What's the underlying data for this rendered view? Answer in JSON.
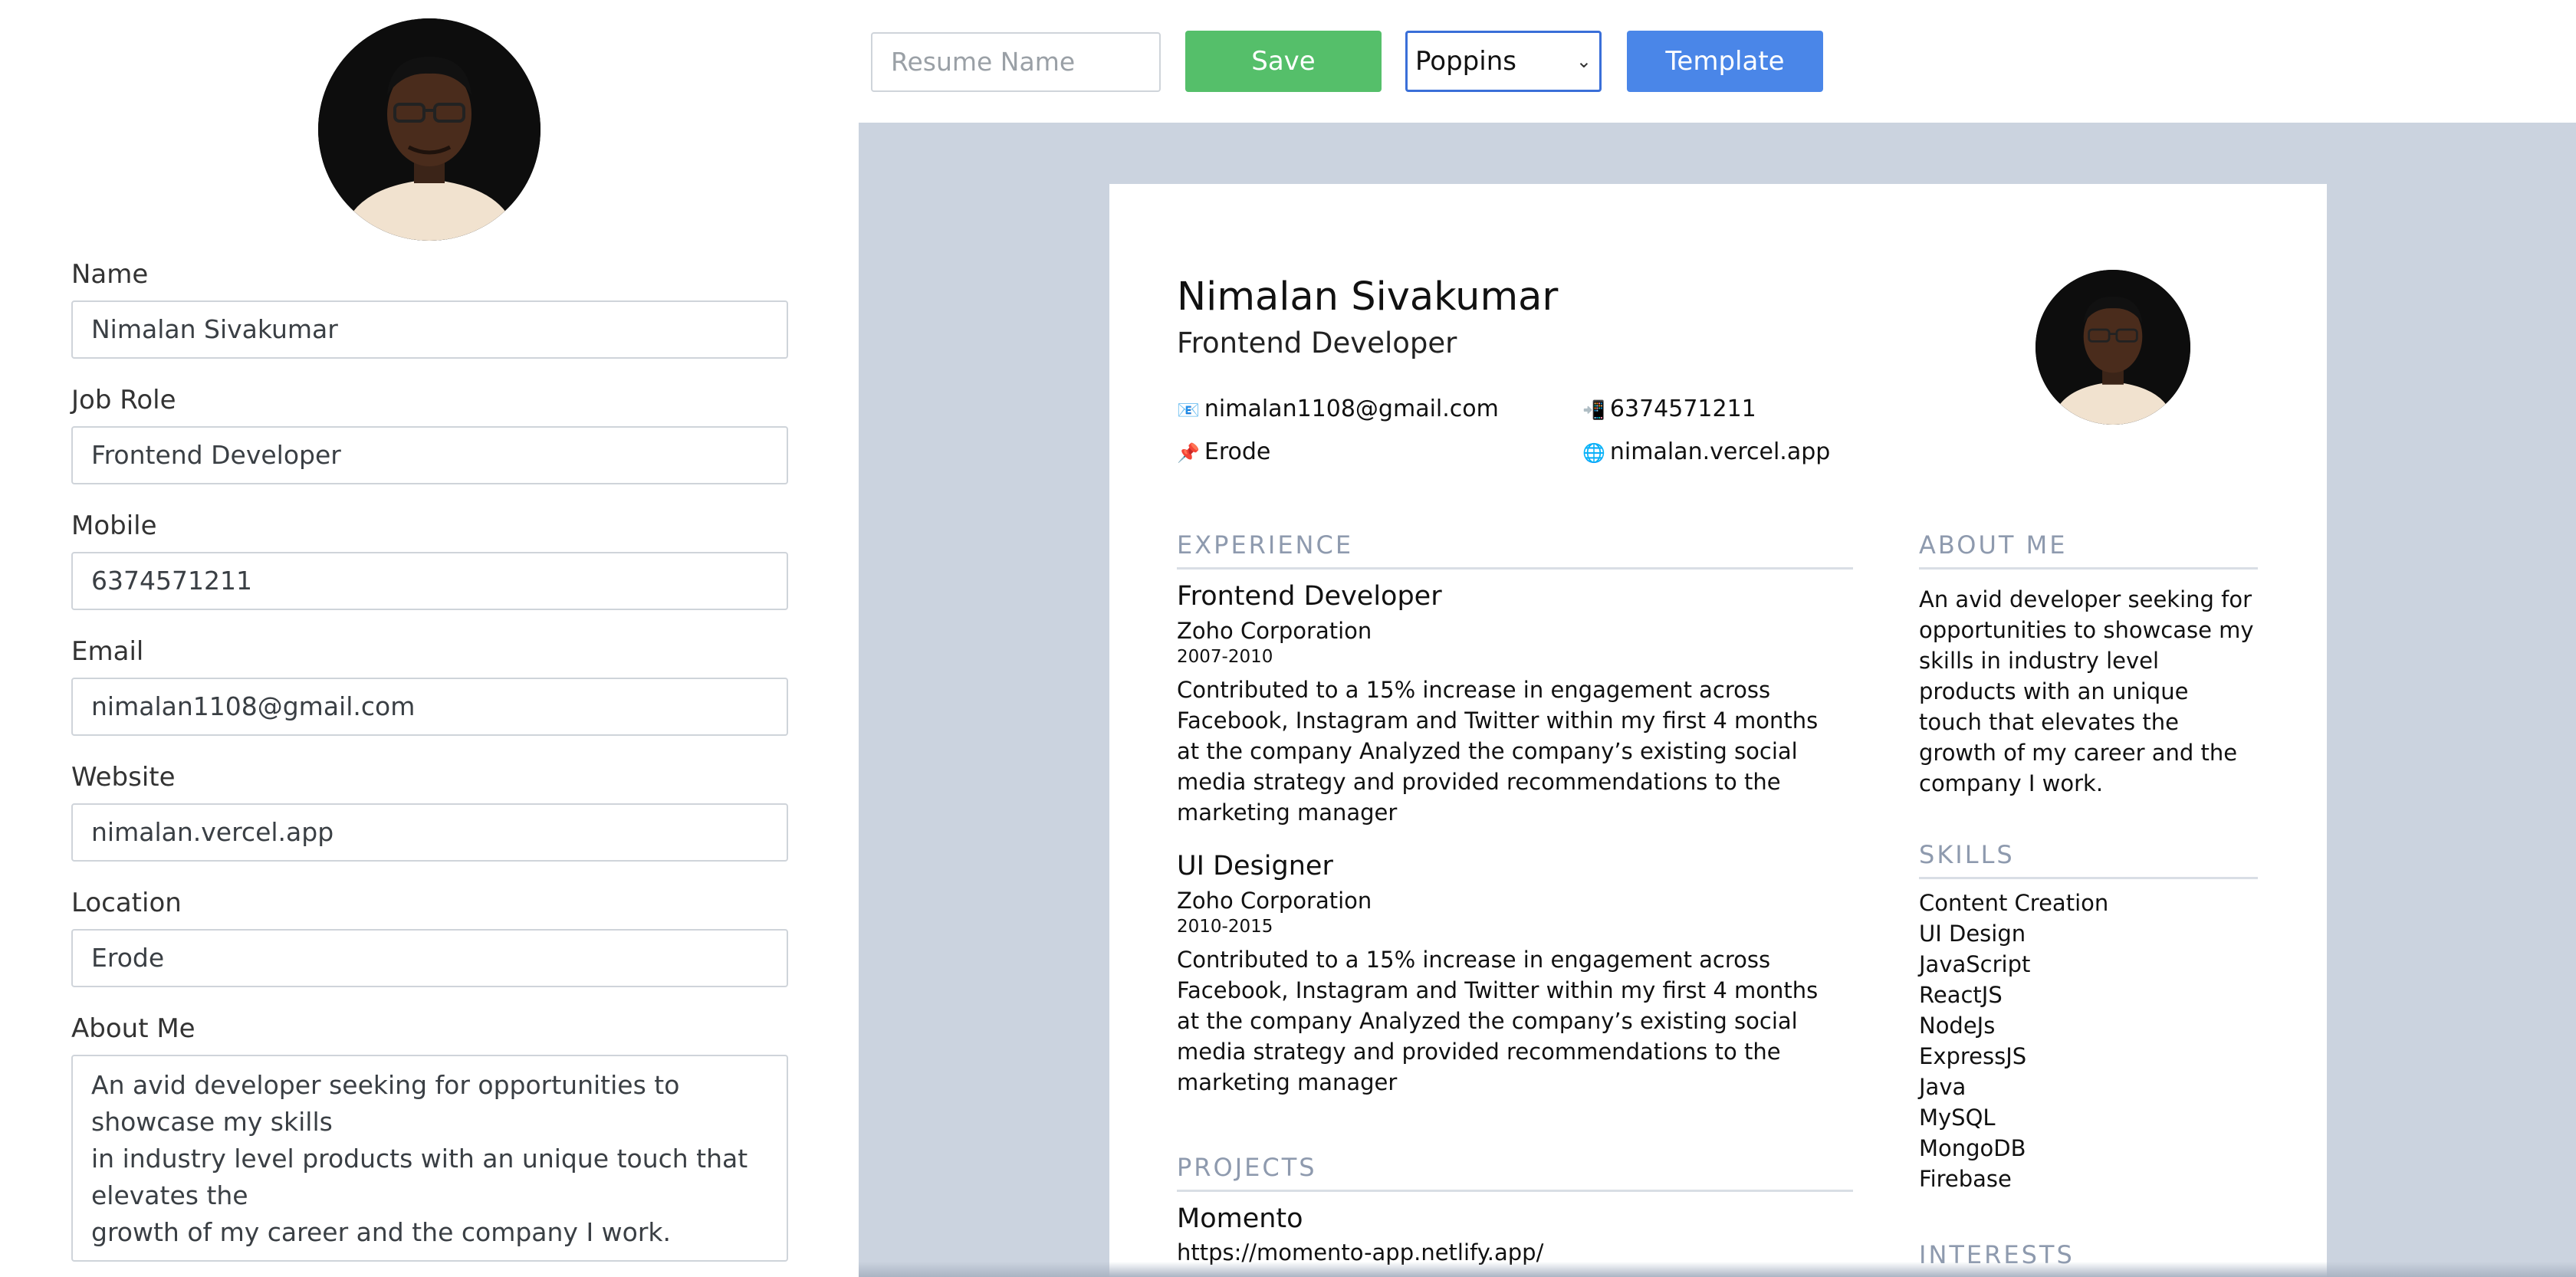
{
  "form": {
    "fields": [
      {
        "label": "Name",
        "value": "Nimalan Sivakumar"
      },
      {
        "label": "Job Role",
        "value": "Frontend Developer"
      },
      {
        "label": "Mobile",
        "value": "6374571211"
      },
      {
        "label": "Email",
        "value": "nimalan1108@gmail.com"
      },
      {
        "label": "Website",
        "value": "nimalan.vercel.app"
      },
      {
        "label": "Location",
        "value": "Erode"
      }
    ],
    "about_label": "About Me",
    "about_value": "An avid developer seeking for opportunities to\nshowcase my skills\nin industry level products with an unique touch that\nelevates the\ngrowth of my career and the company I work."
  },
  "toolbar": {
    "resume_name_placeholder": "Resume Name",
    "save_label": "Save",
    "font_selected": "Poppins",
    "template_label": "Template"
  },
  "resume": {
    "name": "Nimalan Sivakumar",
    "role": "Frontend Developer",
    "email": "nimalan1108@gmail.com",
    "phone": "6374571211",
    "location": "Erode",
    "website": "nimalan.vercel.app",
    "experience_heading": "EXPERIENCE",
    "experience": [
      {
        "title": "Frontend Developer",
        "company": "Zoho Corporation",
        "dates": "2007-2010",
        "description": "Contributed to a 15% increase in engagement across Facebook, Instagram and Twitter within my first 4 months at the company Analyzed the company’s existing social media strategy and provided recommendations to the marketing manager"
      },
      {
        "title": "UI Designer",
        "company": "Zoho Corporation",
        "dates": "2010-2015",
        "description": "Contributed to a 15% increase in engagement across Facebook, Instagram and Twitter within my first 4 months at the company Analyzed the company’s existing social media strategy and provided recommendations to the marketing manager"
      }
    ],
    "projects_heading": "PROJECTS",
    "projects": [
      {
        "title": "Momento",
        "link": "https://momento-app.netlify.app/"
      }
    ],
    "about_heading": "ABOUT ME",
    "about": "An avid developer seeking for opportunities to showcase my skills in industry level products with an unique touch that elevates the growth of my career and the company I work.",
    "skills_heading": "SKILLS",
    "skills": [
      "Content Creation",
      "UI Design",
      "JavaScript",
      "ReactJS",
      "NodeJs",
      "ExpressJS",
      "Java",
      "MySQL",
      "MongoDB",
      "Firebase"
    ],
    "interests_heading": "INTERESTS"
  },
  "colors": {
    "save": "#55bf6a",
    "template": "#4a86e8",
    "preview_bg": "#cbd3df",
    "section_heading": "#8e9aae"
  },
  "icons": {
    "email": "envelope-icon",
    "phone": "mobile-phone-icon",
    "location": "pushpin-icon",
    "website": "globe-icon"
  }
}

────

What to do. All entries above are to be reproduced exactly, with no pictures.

Expected answer.
What's the underlying data for this rendered view? Answer in JSON.
{
  "form": {
    "fields": [
      {
        "label": "Name",
        "value": "Nimalan Sivakumar"
      },
      {
        "label": "Job Role",
        "value": "Frontend Developer"
      },
      {
        "label": "Mobile",
        "value": "6374571211"
      },
      {
        "label": "Email",
        "value": "nimalan1108@gmail.com"
      },
      {
        "label": "Website",
        "value": "nimalan.vercel.app"
      },
      {
        "label": "Location",
        "value": "Erode"
      }
    ],
    "about_label": "About Me",
    "about_value": "An avid developer seeking for opportunities to\nshowcase my skills\nin industry level products with an unique touch that\nelevates the\ngrowth of my career and the company I work."
  },
  "toolbar": {
    "resume_name_placeholder": "Resume Name",
    "save_label": "Save",
    "font_selected": "Poppins",
    "template_label": "Template"
  },
  "resume": {
    "name": "Nimalan Sivakumar",
    "role": "Frontend Developer",
    "email": "nimalan1108@gmail.com",
    "phone": "6374571211",
    "location": "Erode",
    "website": "nimalan.vercel.app",
    "experience_heading": "EXPERIENCE",
    "experience": [
      {
        "title": "Frontend Developer",
        "company": "Zoho Corporation",
        "dates": "2007-2010",
        "description": "Contributed to a 15% increase in engagement across Facebook, Instagram and Twitter within my first 4 months at the company Analyzed the company’s existing social media strategy and provided recommendations to the marketing manager"
      },
      {
        "title": "UI Designer",
        "company": "Zoho Corporation",
        "dates": "2010-2015",
        "description": "Contributed to a 15% increase in engagement across Facebook, Instagram and Twitter within my first 4 months at the company Analyzed the company’s existing social media strategy and provided recommendations to the marketing manager"
      }
    ],
    "projects_heading": "PROJECTS",
    "projects": [
      {
        "title": "Momento",
        "link": "https://momento-app.netlify.app/"
      }
    ],
    "about_heading": "ABOUT ME",
    "about": "An avid developer seeking for opportunities to showcase my skills in industry level products with an unique touch that elevates the growth of my career and the company I work.",
    "skills_heading": "SKILLS",
    "skills": [
      "Content Creation",
      "UI Design",
      "JavaScript",
      "ReactJS",
      "NodeJs",
      "ExpressJS",
      "Java",
      "MySQL",
      "MongoDB",
      "Firebase"
    ],
    "interests_heading": "INTERESTS"
  },
  "colors": {
    "save": "#55bf6a",
    "template": "#4a86e8",
    "preview_bg": "#cbd3df",
    "section_heading": "#8e9aae"
  },
  "icons": {
    "email": "envelope-icon",
    "phone": "mobile-phone-icon",
    "location": "pushpin-icon",
    "website": "globe-icon"
  }
}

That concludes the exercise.